— ACTIVITY —
Exactly reproduce each of the entries shown below.

— DATA TO EXAMINE —
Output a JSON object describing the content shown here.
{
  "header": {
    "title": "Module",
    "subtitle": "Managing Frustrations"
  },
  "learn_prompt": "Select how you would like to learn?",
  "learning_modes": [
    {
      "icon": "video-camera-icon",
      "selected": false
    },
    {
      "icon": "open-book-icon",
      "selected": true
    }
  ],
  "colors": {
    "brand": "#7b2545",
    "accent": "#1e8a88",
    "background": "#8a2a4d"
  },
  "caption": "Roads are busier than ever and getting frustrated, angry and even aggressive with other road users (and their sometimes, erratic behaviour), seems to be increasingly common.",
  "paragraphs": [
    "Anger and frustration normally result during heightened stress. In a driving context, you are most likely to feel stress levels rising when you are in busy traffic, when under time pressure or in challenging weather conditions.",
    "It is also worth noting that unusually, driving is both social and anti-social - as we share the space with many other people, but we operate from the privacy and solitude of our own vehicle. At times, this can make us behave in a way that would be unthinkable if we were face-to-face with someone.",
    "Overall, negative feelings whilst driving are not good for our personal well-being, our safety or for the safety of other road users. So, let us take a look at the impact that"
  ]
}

— RESPONSE —
Output a JSON object describing the content shown here.
{
  "header": {
    "title": "Module",
    "subtitle": "Managing Frustrations"
  },
  "learn_prompt": "Select how you would like to learn?",
  "learning_modes": [
    {
      "icon": "video-camera-icon",
      "selected": false
    },
    {
      "icon": "open-book-icon",
      "selected": true
    }
  ],
  "colors": {
    "brand": "#7b2545",
    "accent": "#1e8a88",
    "background": "#8a2a4d"
  },
  "caption": "Roads are busier than ever and getting frustrated, angry and even aggressive with other road users (and their sometimes, erratic behaviour), seems to be increasingly common.",
  "paragraphs": [
    "Anger and frustration normally result during heightened stress. In a driving context, you are most likely to feel stress levels rising when you are in busy traffic, when under time pressure or in challenging weather conditions.",
    "It is also worth noting that unusually, driving is both social and anti-social - as we share the space with many other people, but we operate from the privacy and solitude of our own vehicle. At times, this can make us behave in a way that would be unthinkable if we were face-to-face with someone.",
    "Overall, negative feelings whilst driving are not good for our personal well-being, our safety or for the safety of other road users. So, let us take a look at the impact that"
  ]
}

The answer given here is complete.